I also hate it when people around me carry on conversations during the band’s set. Though due to our human race’s seemingly ever growing narcissistic need to receive constant attention it is an occurrence that is unavoidable these days. I can barely recall a show I’ve attended over the last few years where I wasn’t annoyed by someone who simply couldn’t shut the fuck up and just enjoy the show that they had just paid to see and hear.  I yelled at a girl half my size and likely a dozen years my junior at a show a few weeks ago. As she conversed nonchalantly with her friend back and forth during the middle of a band’s set, standing just a foot or so from me, I muttered a subtle “shut up” just loud enough for her to hear.  She stopped, paused as if shocked that she really heard that from a total stranger and then decided her response would be a snotty and dismissive, “Whaaat?” Her nerve pissed me off greatly, so I went off on her, yelling in her face to shut the fuck up and stop chatting through the entire song and to have some respect for other people around her. Some others standing nearby in the crowd actually thanked me. I appreciated that, but I was totally acting out of anger and I think I probably scared that girl. After I calmed down I didn’t feel good about it.  Even though she deserved it for talking through an entire song, and one of the quietest of the set at that, I felt shitty for yelling at some young girl I don’t even know. Seems loutish, and I’d rather not be a lout, even if she deserved loutishness and I’m rightly pissed off. Anyway, this is one of the reasons I still love Metal shows. (Metal is always capitalized.)

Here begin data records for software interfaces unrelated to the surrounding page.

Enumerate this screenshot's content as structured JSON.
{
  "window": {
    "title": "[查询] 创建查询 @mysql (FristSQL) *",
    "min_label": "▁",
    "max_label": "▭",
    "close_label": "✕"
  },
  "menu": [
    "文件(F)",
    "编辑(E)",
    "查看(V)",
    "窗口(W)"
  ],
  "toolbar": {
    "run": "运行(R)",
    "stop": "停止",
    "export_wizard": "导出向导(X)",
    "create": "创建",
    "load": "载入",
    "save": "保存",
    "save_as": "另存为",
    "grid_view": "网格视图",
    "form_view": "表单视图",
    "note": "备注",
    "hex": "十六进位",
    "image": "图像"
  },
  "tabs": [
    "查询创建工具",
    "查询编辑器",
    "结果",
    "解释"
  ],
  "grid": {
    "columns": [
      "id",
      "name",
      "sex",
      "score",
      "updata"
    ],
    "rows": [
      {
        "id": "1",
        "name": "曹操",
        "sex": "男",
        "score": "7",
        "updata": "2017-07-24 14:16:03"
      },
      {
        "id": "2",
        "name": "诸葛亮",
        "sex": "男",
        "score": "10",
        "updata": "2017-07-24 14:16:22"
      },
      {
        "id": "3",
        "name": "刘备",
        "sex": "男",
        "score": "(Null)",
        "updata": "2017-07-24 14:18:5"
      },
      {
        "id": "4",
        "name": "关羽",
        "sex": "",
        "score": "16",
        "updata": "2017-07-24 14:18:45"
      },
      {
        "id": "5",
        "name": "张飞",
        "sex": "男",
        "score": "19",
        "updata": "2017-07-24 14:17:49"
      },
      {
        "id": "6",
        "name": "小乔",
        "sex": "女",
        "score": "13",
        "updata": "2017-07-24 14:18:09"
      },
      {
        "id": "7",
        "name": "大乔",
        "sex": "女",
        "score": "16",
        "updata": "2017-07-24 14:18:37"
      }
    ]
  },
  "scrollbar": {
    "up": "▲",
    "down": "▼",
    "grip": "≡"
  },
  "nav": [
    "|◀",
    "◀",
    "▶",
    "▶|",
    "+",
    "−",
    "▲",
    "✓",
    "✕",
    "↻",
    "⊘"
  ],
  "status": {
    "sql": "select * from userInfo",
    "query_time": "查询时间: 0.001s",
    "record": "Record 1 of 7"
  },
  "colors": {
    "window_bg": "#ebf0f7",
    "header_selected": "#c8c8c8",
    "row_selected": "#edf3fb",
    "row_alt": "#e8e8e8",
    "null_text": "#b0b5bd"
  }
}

Go see a Metal gig and it doesn’t matter who is talking throughout the set, who is drunk and obnoxious, how many annoying hipsters are hanging out being too cool for the room, who is right in front of you texting non-stop, who thinks the band sucks and isn’t interested yet stays right in front of you anyway, or who is yelling at someone they don’t know out of anger. In fact, more often than not, the music itself is rooted in anger to begin with. A good righteous anger being exorcised on guitar, bass and drums burns all of those little insignificant annoyances in an instant. Whoever or whatever it is that might distract you is no match for the sheer volume and vigor of the performance. One killer riff will simply decimate all of the bullshit in the room. This is why Metal has remained such a huge part of my musical landscape. I’ve never moved on, never grown out of it, and never turned my back on it when it wasn’t “in.” Metal not only just sounds good to my ears, it feels good to my being. It’s cathartic. Therapeutic, even.

This past Monday night’s therapy session was thrown down by Red Fang and Saviours. Both bands played absolutely killer sets. Red Fang in particular with their genuine likable Metal burnout dude persona, huge guitar tones, and pummeling vibe. When you’re 36 years old and you find yourself going to Monday night Metal shows after a day of working in a grey cubicle, followed by an hour plus commute, by yourself because the few friends you have left that will actually even entertain going to a Monday night Metal show in the first place bailed out on you the day of the show, and your wife who just started grad school has a class and probably wouldn’t have gone regardless, you are:

  1. seriously, one cool motherfucker.
  2. totally Metal, no poser.
  3. someone who doesn’t quite have their shit together.
  4. old and getting older, trying to hold on to one of the few things that you have left that makes you still feel young and irresponsible.
  5. trying to escape the mundane details of your spirit-defeating weekday work life for a few hours.
  6. that kind of weird old-ish guy standing there by himself at the all-ages Rock show.

I am all of these.
Nothing like a good Monday night Metal show to put things in perspective.



October 13, 2009

Uncool and Heavy is a blog where I can rant about music, film, politics, atheism, religious beliefs, football, craft beer, homebrewing…basically whatever is on my mind at any given time. Those are a few of the things that occupy my time, so I’m sure I’ll get into them. I hope that this blog, among other things, encourages me to write regularly and acts as a self-inflicted kick in the ass as I try to evolve into the best person I can be in all facets of this bewildering 21st century life.